Bridging the gap: Based on the above considerations and similar examples, we discovered a need for intermediate solutions that provide ontology lookup functionality and other FAIR-oriented features to help bridge this gap:
Minimal and augmented versions of FAIRtracks: Data providers that adopt the FAIRtracks metadata standard only need to fill the minimal set of fields that are marked as "required", which together constitutes the minimal version of the FAIRtracks standard (see Figure 5.1). The FAIRtracks augmentation service is implemented as a REST API that takes a minimal FAIRtracks-compliant JSON document as input, adds a set of fields with human-readable values to the document, and provides this augmented FAIRtracks-compliant JSON document as output. The fields added include human-readable ontology labels, ontology versions, human-readable summary fields, and other pragmatic fields useful for interactions with the end user (see Figure 5.2). This service simplifies the job on the data providers side and, at the same time, improves the quality of the data discovery and retrieval operations on the users' side in both automated and manual usage scenarios.
Automated validation of your metadata documents
Standards and validators: An important aspect of any kind of standardization is to define mechanisms for validating adherence to the standard. Such validation should be precise and thorough enough to uphold the required level of quality, while at the same time not be too much of a burden for adopters. In the domain of interoperable web services, the de facto standard is to deploy a HTTP-based API that follows some level of RESTfulness. The de facto standard for data representation is JSON documents, and the de facto standard that allows for annotation and validation of JSON documents is JSON Schema.
JSON Schema: Syntactically, a JSON Schema is just a JSON document that makes use of a standardized vocabulary and structure, as defined in a particular version of the JSON Schema specification. JSON Schemas are used to describe JSON data formats by describing a set of restrictions to the content and structure of JSON documents. These restrictions are typically upheld by a particular authority, such as a metadata standard or a REST API. An important property of a JSON Schema document is that it is both human-readable and machine-actionable. JSON Schema validators are available in most programming languages, simplifying the process of automatic validation of JSON documents according to the respective JSON Schemas.
FAIRtracks validator: The FAIRtracks metadata standard is implemented as a set of JSON Schemas, following the above-mentioned de facto standards for interoperable web services (see Figure 6. 1). Use of JSON Schema provides a way to formalize restrictions that can easily be machine-validated.

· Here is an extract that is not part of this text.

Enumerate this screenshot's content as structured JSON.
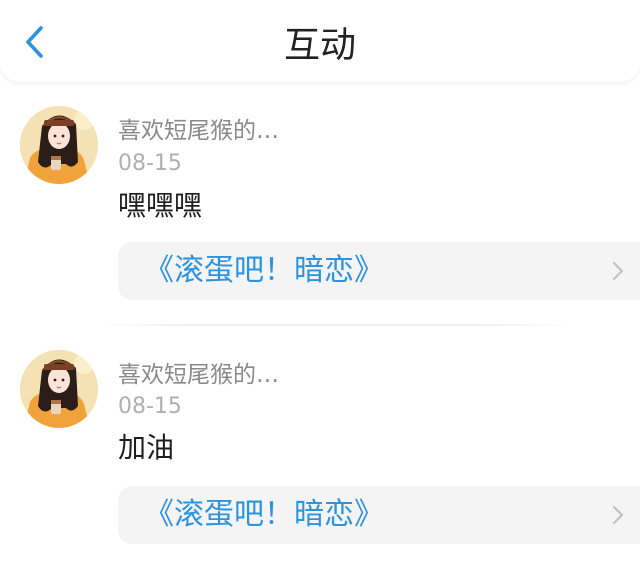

We provide the FAIRtracks validation service to allow data providers to verify the adherence of JSON metadata documents towards the FAIRtracks metadata standard.
Features: The FAIRtracks validator extends standard JSON Schema validation technology through additional modules that allows for:
- Validation of ontology terms against specific ontology versions
- Checking CURIEs against the registered entries at the Identifiers.org resolution service
- Checking restrictions on a full set of documents, e.g. whether identifiers are unique across all documents and whether the records referred to by foreign keys actually exists.
Managing ontology versions: To our knowledge, there is no consensus of how to relate versions of metadata schemas with versions of the ontologies they depend on. For FAIRtracks standard, as well as the augmentation and validation services, we decided to only relate to the most recent version of each ontology. Our reasoning behind this choice is detailed in Technical note #1 (to the side). If you know more about this than we do, please let us know!.